═════ PROVIDED ENTRIES ═════
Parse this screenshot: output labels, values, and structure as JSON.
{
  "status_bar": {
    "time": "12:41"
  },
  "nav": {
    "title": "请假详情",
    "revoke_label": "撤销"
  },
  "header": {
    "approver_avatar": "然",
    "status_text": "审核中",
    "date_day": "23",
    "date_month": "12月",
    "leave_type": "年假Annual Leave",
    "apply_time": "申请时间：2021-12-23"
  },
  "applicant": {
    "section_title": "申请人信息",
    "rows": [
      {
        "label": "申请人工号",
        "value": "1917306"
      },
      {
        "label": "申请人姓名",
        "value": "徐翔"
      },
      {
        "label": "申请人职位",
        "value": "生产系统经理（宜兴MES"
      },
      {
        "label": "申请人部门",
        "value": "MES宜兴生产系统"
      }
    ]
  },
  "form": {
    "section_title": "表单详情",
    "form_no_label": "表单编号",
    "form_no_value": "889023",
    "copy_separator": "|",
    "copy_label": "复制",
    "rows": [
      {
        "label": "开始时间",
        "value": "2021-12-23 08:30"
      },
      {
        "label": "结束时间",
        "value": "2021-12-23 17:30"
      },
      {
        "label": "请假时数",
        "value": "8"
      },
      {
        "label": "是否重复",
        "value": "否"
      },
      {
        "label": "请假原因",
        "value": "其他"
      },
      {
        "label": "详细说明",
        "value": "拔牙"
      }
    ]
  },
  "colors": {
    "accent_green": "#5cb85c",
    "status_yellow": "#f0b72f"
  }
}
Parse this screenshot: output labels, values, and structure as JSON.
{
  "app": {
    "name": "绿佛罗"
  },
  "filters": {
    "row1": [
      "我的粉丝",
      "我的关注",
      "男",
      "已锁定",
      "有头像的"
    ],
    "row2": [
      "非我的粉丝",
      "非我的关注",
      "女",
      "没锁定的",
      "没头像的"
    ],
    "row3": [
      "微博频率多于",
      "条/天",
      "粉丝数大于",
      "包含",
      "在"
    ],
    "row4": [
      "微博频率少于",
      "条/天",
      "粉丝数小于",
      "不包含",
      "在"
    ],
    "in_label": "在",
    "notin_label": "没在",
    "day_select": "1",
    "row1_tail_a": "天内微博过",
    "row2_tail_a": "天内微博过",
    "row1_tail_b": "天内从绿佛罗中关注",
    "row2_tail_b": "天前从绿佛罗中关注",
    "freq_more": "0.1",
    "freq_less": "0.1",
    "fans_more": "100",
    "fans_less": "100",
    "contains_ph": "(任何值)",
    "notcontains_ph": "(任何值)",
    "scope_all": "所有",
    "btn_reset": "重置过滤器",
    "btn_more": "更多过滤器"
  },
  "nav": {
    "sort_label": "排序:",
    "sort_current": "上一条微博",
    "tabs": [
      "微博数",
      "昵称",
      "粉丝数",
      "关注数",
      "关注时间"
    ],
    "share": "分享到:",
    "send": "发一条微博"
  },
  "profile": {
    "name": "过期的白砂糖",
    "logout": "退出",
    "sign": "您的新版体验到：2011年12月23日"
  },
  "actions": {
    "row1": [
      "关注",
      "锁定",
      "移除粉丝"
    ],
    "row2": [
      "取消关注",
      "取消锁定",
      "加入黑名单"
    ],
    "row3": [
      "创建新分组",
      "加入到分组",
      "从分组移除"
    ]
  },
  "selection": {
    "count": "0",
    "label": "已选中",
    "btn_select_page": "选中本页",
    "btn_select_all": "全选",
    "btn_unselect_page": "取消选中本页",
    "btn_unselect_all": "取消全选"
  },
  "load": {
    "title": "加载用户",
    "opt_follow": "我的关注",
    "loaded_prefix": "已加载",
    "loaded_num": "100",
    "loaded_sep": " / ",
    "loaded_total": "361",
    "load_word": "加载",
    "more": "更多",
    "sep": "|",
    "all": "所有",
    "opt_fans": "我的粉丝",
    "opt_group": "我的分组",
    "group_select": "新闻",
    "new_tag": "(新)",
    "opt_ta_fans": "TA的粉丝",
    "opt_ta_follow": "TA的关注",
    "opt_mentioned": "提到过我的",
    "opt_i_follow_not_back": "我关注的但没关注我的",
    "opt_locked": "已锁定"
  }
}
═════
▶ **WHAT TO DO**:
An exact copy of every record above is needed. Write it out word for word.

▶ **ANSWER SPACE**:
Parse this screenshot: output labels, values, and structure as JSON.
{
  "status_bar": {
    "time": "12:41"
  },
  "nav": {
    "title": "请假详情",
    "revoke_label": "撤销"
  },
  "header": {
    "approver_avatar": "然",
    "status_text": "审核中",
    "date_day": "23",
    "date_month": "12月",
    "leave_type": "年假Annual Leave",
    "apply_time": "申请时间：2021-12-23"
  },
  "applicant": {
    "section_title": "申请人信息",
    "rows": [
      {
        "label": "申请人工号",
        "value": "1917306"
      },
      {
        "label": "申请人姓名",
        "value": "徐翔"
      },
      {
        "label": "申请人职位",
        "value": "生产系统经理（宜兴MES"
      },
      {
        "label": "申请人部门",
        "value": "MES宜兴生产系统"
      }
    ]
  },
  "form": {
    "section_title": "表单详情",
    "form_no_label": "表单编号",
    "form_no_value": "889023",
    "copy_separator": "|",
    "copy_label": "复制",
    "rows": [
      {
        "label": "开始时间",
        "value": "2021-12-23 08:30"
      },
      {
        "label": "结束时间",
        "value": "2021-12-23 17:30"
      },
      {
        "label": "请假时数",
        "value": "8"
      },
      {
        "label": "是否重复",
        "value": "否"
      },
      {
        "label": "请假原因",
        "value": "其他"
      },
      {
        "label": "详细说明",
        "value": "拔牙"
      }
    ]
  },
  "colors": {
    "accent_green": "#5cb85c",
    "status_yellow": "#f0b72f"
  }
}
Parse this screenshot: output labels, values, and structure as JSON.
{
  "app": {
    "name": "绿佛罗"
  },
  "filters": {
    "row1": [
      "我的粉丝",
      "我的关注",
      "男",
      "已锁定",
      "有头像的"
    ],
    "row2": [
      "非我的粉丝",
      "非我的关注",
      "女",
      "没锁定的",
      "没头像的"
    ],
    "row3": [
      "微博频率多于",
      "条/天",
      "粉丝数大于",
      "包含",
      "在"
    ],
    "row4": [
      "微博频率少于",
      "条/天",
      "粉丝数小于",
      "不包含",
      "在"
    ],
    "in_label": "在",
    "notin_label": "没在",
    "day_select": "1",
    "row1_tail_a": "天内微博过",
    "row2_tail_a": "天内微博过",
    "row1_tail_b": "天内从绿佛罗中关注",
    "row2_tail_b": "天前从绿佛罗中关注",
    "freq_more": "0.1",
    "freq_less": "0.1",
    "fans_more": "100",
    "fans_less": "100",
    "contains_ph": "(任何值)",
    "notcontains_ph": "(任何值)",
    "scope_all": "所有",
    "btn_reset": "重置过滤器",
    "btn_more": "更多过滤器"
  },
  "nav": {
    "sort_label": "排序:",
    "sort_current": "上一条微博",
    "tabs": [
      "微博数",
      "昵称",
      "粉丝数",
      "关注数",
      "关注时间"
    ],
    "share": "分享到:",
    "send": "发一条微博"
  },
  "profile": {
    "name": "过期的白砂糖",
    "logout": "退出",
    "sign": "您的新版体验到：2011年12月23日"
  },
  "actions": {
    "row1": [
      "关注",
      "锁定",
      "移除粉丝"
    ],
    "row2": [
      "取消关注",
      "取消锁定",
      "加入黑名单"
    ],
    "row3": [
      "创建新分组",
      "加入到分组",
      "从分组移除"
    ]
  },
  "selection": {
    "count": "0",
    "label": "已选中",
    "btn_select_page": "选中本页",
    "btn_select_all": "全选",
    "btn_unselect_page": "取消选中本页",
    "btn_unselect_all": "取消全选"
  },
  "load": {
    "title": "加载用户",
    "opt_follow": "我的关注",
    "loaded_prefix": "已加载",
    "loaded_num": "100",
    "loaded_sep": " / ",
    "loaded_total": "361",
    "load_word": "加载",
    "more": "更多",
    "sep": "|",
    "all": "所有",
    "opt_fans": "我的粉丝",
    "opt_group": "我的分组",
    "group_select": "新闻",
    "new_tag": "(新)",
    "opt_ta_fans": "TA的粉丝",
    "opt_ta_follow": "TA的关注",
    "opt_mentioned": "提到过我的",
    "opt_i_follow_not_back": "我关注的但没关注我的",
    "opt_locked": "已锁定"
  }
}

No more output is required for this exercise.